If you have a decent ext flash that has a high speed setting then use it. The speed of the flash allows a slower shutter speed to be used because the flash is very fast and tends to freeze the action. You may have found that with as low as 1/400 and the flash you'd have gotten some nice results.

Richard
05-07-2010, 02:13 AM
If you have a decent ext flash that has a high speed setting then use it. The speed of the flash allows a slower shutter speed to be used because the flash is very fast and tends to freeze the action.

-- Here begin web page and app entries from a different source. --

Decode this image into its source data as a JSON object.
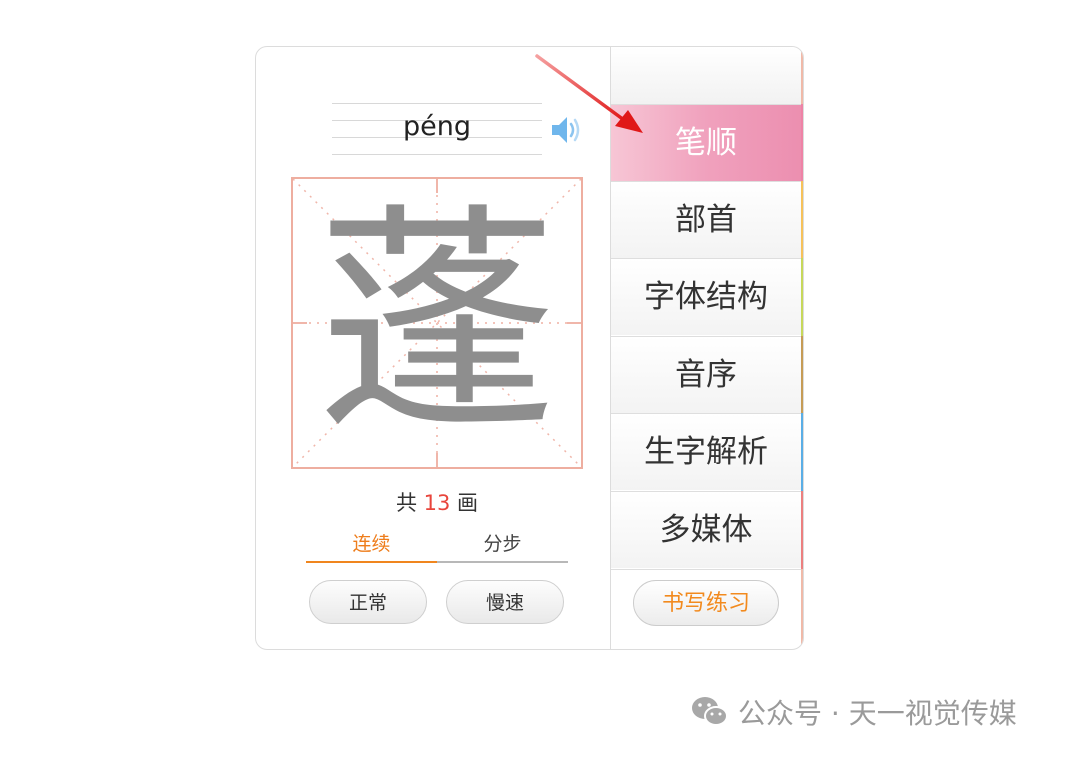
{
  "pinyin": "péng",
  "character": "蓬",
  "stroke_count": {
    "prefix": "共",
    "number": "13",
    "suffix": "画"
  },
  "mode_tabs": [
    {
      "label": "连续",
      "active": true
    },
    {
      "label": "分步",
      "active": false
    }
  ],
  "speed_buttons": [
    "正常",
    "慢速"
  ],
  "menu": {
    "items": [
      {
        "label": "笔顺",
        "active": true,
        "strip_color": "#ee83a6"
      },
      {
        "label": "部首",
        "active": false,
        "strip_color": "#f6c25a"
      },
      {
        "label": "字体结构",
        "active": false,
        "strip_color": "#c7d85a"
      },
      {
        "label": "音序",
        "active": false,
        "strip_color": "#c69c55"
      },
      {
        "label": "生字解析",
        "active": false,
        "strip_color": "#5aaee6"
      },
      {
        "label": "多媒体",
        "active": false,
        "strip_color": "#ec7f7f"
      }
    ],
    "practice_label": "书写练习"
  },
  "watermark": "公众号 · 天一视觉传媒",
  "colors": {
    "accent_orange": "#f0861e",
    "active_pink": "#ec8fb0",
    "stroke_number_red": "#e8453c",
    "grid_border": "#eeaea0",
    "annotation_arrow": "#e02020"
  },
  "icons": {
    "speaker": "speaker-icon",
    "arrow": "red-arrow-annotation",
    "wechat": "wechat-icon"
  }
}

You may have found that with as low as 1/400 and the flash you'd have gotten some nice results.

cool tip with the flash, thanks for sharing MA..

The timing here is good, I've not managed to get one good bird in flight picture yet, so I can't really comment...:thumbup:

QuietOne
05-07-2010, 03:49 AM
I don't have a flash, other than the one built into the camera. Eventually. First on the list, I think, is a polarizing filter. Summer's coming, I shoot around water a lot, and on days with a reasonable amount of light, certain flowers just are hard for the camera to deal with.

Not to hijack my own thread or anything, but I'm still trying to sort out what's a good enough filter. I reread the thread asking about ND filters, saw the reference about Marumi filters. Any thoughts on that one? Other than tech specs and test photos of street lights at night, what I've got to go on is threads on various boards. And the arguments are all over the place on brands.

To reiterate, I've got as much as $150 to work with, and given that I have a kit lens, the filter just needs to be good enough. I'll go back and look at some test reviews I saw, but after that, I'll probably just pick something and hope it's good enough.

HBG, I won't give up yet. There will be sunshine eventually, which will help. There's an intersection near my home where they fly through - canals near by, so I'm guessing the cars stir up the insects. There's also at least one spot in the nature reserve where you can see them from a small bridge. It's luck of the draw as to whether they'll fly close enough on any given day.

Mad Aussie
05-07-2010, 04:19 AM
I think like anything, many opinionare subjective. Mostly those who own more expensive equipment like to justify their purchase so won't tell you they can't see much difference.
From what I've found in filters, the multi-coated ones are best but only in more extreme situations. In good conditions I'm damned if I can see a difference between filters. And the same goes for lenses for that matter. I've seen my daughter get a better shot than me with her $300 lenses when I was using my $2000 glass.